Here’s how we we get from chaos —> order. There are five main ways to turn down the heat and sift through the overload (taken from the Bscopes secret sauce):

  1. Separate: Into topics or categories.Not all blogs are the same. Many cluster together naturally. Don’t jump around from shiny blog post to shiny blog post like a magpie. Find and work through all the posts in a single topic area at a time.For most problems, separation is the first step. If you haven’t already organized every feed and blog in to categories. This must be done immediately and continuously. Then, depending on your time and constraints you can attack one topic fully or skim across several. But tailor the approach to your circumstances. If you are working on a specific task, focused in one or two topics, you’ll prioritize by reading all available topic posts, independent of the frequency or last visit.
  2. Frequency: How regular or irregular the blog is.There’s a sweet spot somewhere. Is it a once a day, once a week, or maybe once a month? Goldilocks likes to have hers just right. The frequency also depends upon the type of source. Seth Godin blogs a few times a week. CNN 20 or 30 or more times a day. Go back to your goal an determine how that combines with the frequency of the blogs you want to read. It makes sense to read each blog post by a deep thinking author. The posts of a news service area ones you should not try and keep up with 100%.
  3. Recency: when was the last post?Has it been a month, or has it been an hour? Some blogs are new with recent content on something topical. Others are providing timeless information. Know whether or not this matters.You can and should factor in how recently the site has been updated. If there are no recent posts in the last year or two it is a very different site than one that has been updated this week.

    In addition, consider if the recency matters to your goal. Research can often benefit from ideas that have been tested. In areas such as the sciences, a bit of time can help an idea prove itself. In other areas, the world moves on and leaves a post behind. If you are looking for info on web development, posts last updated in 2002 may not be the most helpful ;) .

    You can slice off parts of the problem using recency. Catch up on all of the posts of a single topic, or read some of a series of topics since your last visit.
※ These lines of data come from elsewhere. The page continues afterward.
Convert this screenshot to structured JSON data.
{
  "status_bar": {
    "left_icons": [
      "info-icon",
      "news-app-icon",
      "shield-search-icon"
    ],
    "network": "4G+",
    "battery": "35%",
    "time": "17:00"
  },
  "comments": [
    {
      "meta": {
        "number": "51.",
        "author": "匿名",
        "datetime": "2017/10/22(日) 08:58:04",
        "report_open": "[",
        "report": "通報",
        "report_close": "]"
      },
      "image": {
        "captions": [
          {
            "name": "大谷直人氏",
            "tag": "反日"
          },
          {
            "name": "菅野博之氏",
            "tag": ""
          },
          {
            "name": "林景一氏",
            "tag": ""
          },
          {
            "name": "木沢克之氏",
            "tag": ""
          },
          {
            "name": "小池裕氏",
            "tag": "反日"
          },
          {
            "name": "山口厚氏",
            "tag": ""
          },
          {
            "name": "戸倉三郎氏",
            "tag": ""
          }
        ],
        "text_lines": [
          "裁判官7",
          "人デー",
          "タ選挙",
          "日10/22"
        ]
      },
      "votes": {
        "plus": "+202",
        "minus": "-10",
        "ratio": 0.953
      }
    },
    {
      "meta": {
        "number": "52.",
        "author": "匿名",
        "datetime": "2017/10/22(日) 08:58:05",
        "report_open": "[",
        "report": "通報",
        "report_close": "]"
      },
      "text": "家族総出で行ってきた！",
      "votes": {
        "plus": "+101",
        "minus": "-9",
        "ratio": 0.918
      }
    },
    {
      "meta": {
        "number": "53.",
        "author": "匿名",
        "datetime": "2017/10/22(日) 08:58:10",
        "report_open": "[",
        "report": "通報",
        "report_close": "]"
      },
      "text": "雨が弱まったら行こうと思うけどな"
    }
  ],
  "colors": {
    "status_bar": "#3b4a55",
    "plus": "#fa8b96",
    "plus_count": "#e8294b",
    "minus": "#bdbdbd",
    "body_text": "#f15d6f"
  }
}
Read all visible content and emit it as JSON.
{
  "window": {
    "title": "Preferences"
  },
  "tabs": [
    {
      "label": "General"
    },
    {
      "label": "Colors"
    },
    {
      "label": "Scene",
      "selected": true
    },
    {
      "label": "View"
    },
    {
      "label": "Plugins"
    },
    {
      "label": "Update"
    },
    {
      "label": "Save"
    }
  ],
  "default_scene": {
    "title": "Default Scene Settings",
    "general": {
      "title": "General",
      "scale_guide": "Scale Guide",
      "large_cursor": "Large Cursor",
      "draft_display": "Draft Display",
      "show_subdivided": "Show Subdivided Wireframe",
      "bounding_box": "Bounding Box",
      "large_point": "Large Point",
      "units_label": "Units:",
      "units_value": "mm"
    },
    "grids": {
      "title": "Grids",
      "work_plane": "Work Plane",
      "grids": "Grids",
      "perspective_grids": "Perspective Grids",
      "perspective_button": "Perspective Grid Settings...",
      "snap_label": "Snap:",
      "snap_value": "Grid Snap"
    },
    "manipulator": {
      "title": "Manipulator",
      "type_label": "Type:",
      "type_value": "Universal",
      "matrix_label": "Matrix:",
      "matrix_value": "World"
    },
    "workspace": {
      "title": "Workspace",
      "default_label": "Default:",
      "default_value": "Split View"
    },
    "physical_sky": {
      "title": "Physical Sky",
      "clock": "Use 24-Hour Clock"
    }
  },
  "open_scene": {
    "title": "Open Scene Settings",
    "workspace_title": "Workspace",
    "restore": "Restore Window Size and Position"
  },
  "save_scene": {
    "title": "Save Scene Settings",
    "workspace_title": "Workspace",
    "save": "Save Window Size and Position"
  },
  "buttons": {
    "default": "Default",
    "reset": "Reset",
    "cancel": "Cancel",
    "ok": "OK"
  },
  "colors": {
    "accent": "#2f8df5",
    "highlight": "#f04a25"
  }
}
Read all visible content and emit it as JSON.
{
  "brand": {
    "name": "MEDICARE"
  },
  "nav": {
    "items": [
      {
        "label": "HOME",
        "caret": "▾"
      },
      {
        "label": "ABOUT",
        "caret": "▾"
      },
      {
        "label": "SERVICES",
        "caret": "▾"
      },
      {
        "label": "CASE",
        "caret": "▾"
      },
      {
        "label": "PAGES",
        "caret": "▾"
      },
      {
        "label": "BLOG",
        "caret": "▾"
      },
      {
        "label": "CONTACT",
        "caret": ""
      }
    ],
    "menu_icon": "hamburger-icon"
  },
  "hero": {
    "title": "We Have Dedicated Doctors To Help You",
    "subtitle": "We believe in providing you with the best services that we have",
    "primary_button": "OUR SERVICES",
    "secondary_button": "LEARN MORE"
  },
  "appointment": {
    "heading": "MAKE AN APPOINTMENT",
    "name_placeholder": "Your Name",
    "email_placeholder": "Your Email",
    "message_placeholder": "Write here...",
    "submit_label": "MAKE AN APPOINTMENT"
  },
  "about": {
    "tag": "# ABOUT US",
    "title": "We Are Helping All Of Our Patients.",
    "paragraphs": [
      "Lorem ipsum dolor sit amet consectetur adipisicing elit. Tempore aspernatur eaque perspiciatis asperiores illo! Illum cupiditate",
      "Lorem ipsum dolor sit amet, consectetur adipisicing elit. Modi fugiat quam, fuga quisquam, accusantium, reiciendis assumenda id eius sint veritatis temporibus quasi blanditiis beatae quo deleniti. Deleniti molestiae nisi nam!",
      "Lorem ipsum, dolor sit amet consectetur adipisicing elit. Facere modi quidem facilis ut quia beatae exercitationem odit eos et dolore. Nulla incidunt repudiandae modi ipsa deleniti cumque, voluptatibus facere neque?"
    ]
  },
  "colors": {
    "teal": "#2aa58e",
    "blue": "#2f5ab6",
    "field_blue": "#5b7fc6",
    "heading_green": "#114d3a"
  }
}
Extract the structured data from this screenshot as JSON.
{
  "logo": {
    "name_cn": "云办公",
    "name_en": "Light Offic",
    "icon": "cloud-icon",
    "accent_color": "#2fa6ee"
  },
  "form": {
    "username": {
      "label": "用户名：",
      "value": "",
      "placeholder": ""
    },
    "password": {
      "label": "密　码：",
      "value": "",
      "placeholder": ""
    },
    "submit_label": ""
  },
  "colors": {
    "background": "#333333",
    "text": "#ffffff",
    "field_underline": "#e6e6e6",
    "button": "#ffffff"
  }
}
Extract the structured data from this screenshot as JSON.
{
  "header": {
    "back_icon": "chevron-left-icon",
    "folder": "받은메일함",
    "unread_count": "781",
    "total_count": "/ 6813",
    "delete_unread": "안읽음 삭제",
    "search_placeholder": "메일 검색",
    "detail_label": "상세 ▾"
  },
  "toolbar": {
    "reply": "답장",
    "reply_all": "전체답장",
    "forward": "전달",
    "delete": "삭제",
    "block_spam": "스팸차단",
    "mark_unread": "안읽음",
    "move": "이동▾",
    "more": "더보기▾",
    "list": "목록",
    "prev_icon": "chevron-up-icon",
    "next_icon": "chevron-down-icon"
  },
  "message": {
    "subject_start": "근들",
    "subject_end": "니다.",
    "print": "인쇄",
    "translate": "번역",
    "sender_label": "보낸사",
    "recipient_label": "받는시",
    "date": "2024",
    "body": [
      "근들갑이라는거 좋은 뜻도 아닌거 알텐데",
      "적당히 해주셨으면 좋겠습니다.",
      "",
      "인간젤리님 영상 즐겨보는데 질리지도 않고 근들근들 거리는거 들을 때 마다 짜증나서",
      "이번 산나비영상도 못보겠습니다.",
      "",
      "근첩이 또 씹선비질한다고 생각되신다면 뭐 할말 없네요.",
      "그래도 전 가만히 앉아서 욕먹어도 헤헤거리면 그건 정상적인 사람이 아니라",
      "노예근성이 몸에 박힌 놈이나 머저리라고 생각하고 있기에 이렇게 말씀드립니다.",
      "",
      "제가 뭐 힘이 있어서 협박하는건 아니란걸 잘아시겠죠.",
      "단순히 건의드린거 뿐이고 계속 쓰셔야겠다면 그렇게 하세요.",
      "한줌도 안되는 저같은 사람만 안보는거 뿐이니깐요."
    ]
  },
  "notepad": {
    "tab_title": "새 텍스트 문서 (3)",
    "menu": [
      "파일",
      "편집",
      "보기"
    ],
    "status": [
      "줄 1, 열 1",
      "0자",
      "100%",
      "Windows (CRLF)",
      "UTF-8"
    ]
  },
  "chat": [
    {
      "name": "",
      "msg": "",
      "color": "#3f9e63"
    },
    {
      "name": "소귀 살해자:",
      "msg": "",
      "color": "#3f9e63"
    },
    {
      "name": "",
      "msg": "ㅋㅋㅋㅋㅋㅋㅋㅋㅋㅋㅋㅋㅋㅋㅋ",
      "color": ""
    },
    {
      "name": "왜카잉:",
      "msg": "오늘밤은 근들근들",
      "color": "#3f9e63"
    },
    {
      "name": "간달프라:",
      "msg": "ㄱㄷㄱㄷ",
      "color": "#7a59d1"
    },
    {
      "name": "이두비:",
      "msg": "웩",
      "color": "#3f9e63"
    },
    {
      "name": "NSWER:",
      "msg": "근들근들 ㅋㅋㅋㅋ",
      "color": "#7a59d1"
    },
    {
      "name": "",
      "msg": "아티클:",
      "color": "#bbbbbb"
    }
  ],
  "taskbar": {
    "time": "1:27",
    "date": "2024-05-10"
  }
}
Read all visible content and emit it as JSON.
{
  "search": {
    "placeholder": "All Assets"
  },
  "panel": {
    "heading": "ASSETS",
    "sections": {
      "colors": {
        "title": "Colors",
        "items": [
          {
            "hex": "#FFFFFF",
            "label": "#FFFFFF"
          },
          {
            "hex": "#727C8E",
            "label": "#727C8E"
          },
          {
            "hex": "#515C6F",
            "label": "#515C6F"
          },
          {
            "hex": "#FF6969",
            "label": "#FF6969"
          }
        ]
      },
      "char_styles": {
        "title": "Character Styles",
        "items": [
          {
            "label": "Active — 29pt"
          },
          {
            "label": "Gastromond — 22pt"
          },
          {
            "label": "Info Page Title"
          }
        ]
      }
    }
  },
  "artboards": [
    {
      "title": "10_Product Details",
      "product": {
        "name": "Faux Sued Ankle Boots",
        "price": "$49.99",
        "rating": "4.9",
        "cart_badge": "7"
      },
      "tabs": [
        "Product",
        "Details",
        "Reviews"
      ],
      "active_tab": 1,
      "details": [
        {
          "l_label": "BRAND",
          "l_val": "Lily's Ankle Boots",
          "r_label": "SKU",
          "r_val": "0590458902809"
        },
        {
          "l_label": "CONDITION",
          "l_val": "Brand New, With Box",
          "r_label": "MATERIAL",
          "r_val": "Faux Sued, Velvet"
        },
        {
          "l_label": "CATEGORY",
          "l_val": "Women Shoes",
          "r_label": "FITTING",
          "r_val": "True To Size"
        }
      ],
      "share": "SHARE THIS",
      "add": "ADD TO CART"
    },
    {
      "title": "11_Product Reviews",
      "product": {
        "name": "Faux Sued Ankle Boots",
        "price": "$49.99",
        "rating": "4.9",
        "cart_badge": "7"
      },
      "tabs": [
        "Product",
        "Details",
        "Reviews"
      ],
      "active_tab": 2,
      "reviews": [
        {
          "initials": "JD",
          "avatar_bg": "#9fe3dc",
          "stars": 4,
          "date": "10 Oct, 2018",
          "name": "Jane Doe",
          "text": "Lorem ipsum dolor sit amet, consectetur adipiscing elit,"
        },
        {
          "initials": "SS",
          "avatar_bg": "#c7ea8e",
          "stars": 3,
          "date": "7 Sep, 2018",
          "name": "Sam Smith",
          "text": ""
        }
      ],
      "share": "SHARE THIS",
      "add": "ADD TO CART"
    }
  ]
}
  4. Priorities: Measure the importance of the topic to your specific interests.Go back to your goal. If you are amount overwhelmed and need to find information to create a new blog post, then very few topics are high priority. They others may just have to wait.This is very much a battle between the emotional and the logical. What we are talking about here is classic Delayed Gratification. Make your tools help reinforce your logical side.
  5. Last Visit: How far behind am I on this blog?This combines with Frequency and Recency. Have you skipped this blog for the past few week or is this one your been able to keep up with?Depending on the topic of this blog, it may or may not intersect with the urgent ones. But over a longer time-frame, this must be tempered to balance the important against the urgent. So, this measure keeps them in balance.

Use What You Need

You need to mix and match these techniques. By combining them in various ways, you can have the tools you need to then solve your different problem. You’ll work differently if you have only 10 minutes than you would if you need to spend several hours catching back up on the latest in a topic, such as Internet Marketing in preparation for creating your newest material.

When you feel emotionally overwhelmed, stop. Think back to your goals. Determine your constraints. Then combine the tools to be as productive as possible in your given circumstances.

Let us know, in the comments below, how this works for you and your environment.